Angela Merkel was not aware what the songs played during a rally she attended in Zagreb were about, the office of the German Chancellor said on Wednesday after NGO’s and some German media expressed disappointment over the music by a controversial nationalist Croatian singer at the gathering.
Berlin’s ‘Der Tagesspiegel’ wrote after the rally on Saturday that Merkel’s speech about the dangers of nationalism and about strengthening right-wing populism was “overshadowed by noticeable nationalist sounds.”
This primarily referred to a speech by ruling party politician Karlo Ressler, who mentioned the Bleiburg commemoration event, and the song ‘Lijepa li si’, by Marko Perkovic Thompson, which was played there.
The newspaper said that the German guests were probably not aware who is singing the song since concerts of the Ustasha singer Marko Perkovic Thompson were banned in Germany several times in recent years.
“Chancellor Merkel was not familiar with what songs will be played during the party gathering in Zagreb, nor did she know of the content of those songs. Chancellor Merkel has during her visit to Zagreb clearly expressed her stance that she opposes nationalism,” Merkel’s office told N1.
“Our values are that we can be proud of our country – patriotism and the EU do not clash with each other. On the other hand, nationalism is an adversary that wants to destroy Europe and we must say that clearly,” Merkel said in front of thousands of HDZ supporters at the Saturday rally.
“We in Germany now have 74 years of peace. You (in Croatia) had a war in the 1990s and you are aware of what it means and why it is important to preserve this peace,” she said, adding that this “can be accomplished only if the national cause is advocated on the one hand, while on the other hand, we need to be able to put ourselves in other people's shoes and build bridges.
In Bosnia, Thompson’s music was criticised because it glorifies Herzeg-Bosna, a wartime self-declared para-state established the south of Bosnia and Herzegovina in 1991.
Its armed forces, the Croatian Defence Council (HVO), were first allies with Bosniak armed forces but the two then turned against each other after the parastate declared itself a republic on August 28, 1993, and changed its name into the Croatian Republic of Herzeg-Bosna, with Mostar being its capital.
The parastate had the ambition to become part of neighbouring Croatia.
The Croat-Bosniak conflict ended in 1994 with an agreement brokered in Washington, D.C. which prescribed the creation of a Bosniak-Croat Federation entity (FBiH) out of territories controlled by Bosniaks and Bosnian Croats.
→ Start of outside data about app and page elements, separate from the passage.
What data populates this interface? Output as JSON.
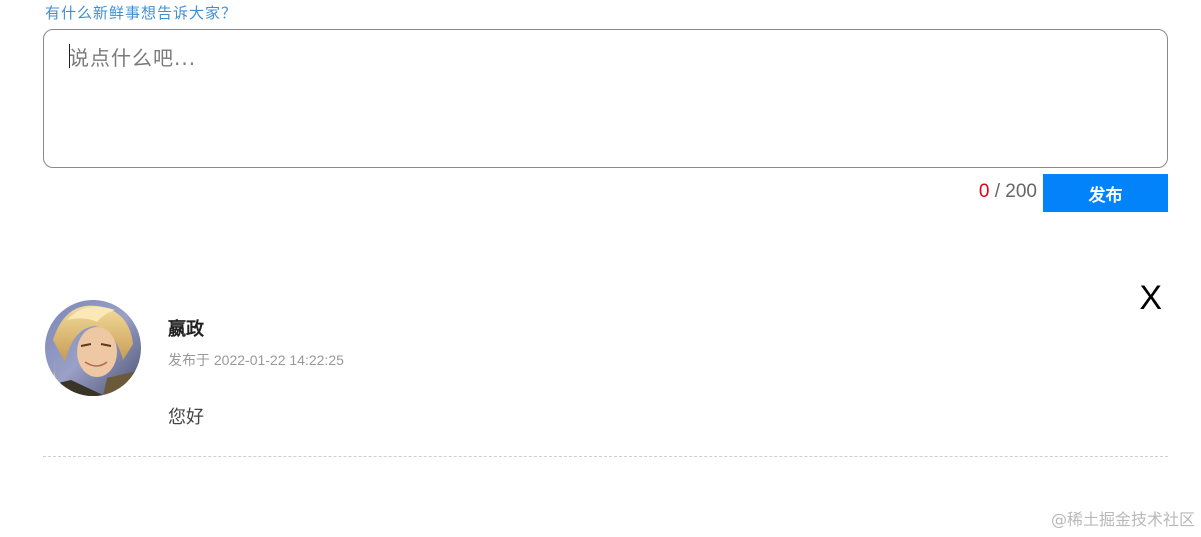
{
  "composer": {
    "title": "有什么新鲜事想告诉大家？",
    "placeholder": "说点什么吧...",
    "value": "",
    "count_current": "0",
    "count_separator": " / ",
    "count_max": "200",
    "publish_label": "发布"
  },
  "comments": [
    {
      "author": "嬴政",
      "time": "发布于 2022-01-22 14:22:25",
      "text": "您好",
      "delete_label": "X"
    }
  ],
  "watermark": "@稀土掘金技术社区",
  "colors": {
    "accent": "#0383f9",
    "counter_current": "#e3000f",
    "title": "#3f8fd6"
  }
}
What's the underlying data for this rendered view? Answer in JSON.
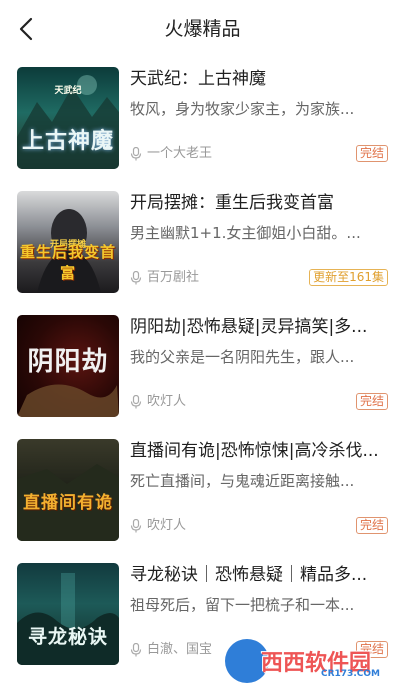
{
  "header": {
    "title": "火爆精品"
  },
  "books": [
    {
      "title": "天武纪：上古神魔",
      "desc": "牧风，身为牧家少家主，为家族...",
      "author": "一个大老王",
      "badge": "完结",
      "cover_title": "上古神魔",
      "cover_sub": "天武纪"
    },
    {
      "title": "开局摆摊：重生后我变首富",
      "desc": "男主幽默1+1.女主御姐小白甜。...",
      "author": "百万剧社",
      "badge": "更新至161集",
      "cover_title": "重生后我变首富",
      "cover_sub": "开局摆摊"
    },
    {
      "title": "阴阳劫|恐怖悬疑|灵异搞笑|多...",
      "desc": "我的父亲是一名阴阳先生，跟人...",
      "author": "吹灯人",
      "badge": "完结",
      "cover_title": "阴阳劫",
      "cover_sub": ""
    },
    {
      "title": "直播间有诡|恐怖惊悚|高冷杀伐...",
      "desc": "死亡直播间，与鬼魂近距离接触...",
      "author": "吹灯人",
      "badge": "完结",
      "cover_title": "直播间有诡",
      "cover_sub": ""
    },
    {
      "title": "寻龙秘诀｜恐怖悬疑｜精品多...",
      "desc": "祖母死后，留下一把梳子和一本...",
      "author": "白澈、国宝",
      "badge": "完结",
      "cover_title": "寻龙秘诀",
      "cover_sub": ""
    }
  ],
  "watermark": {
    "text": "西西软件园",
    "url": "CR173.COM"
  },
  "colors": {
    "badge": "#e0734a",
    "accent": "#2f7ed8"
  }
}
Herzeg-Bosna was abolished two years later.
The Bosnian Advocacy Centre (BAC), an independent organisation advocating for a free and democratic Bosnia and Herzegovina, sent a letter to the German Ambassador in Sarajevo asking for clarification of “a set of unclear circumstances,” following Merkel's attendance the rally.
Merkel proved her dedication to strengthen the friendly ties between Germany and Bosnia, said the letter. However, her attendance at the rally which glorified so-called Herzeg-Bosna, was “disappointing.”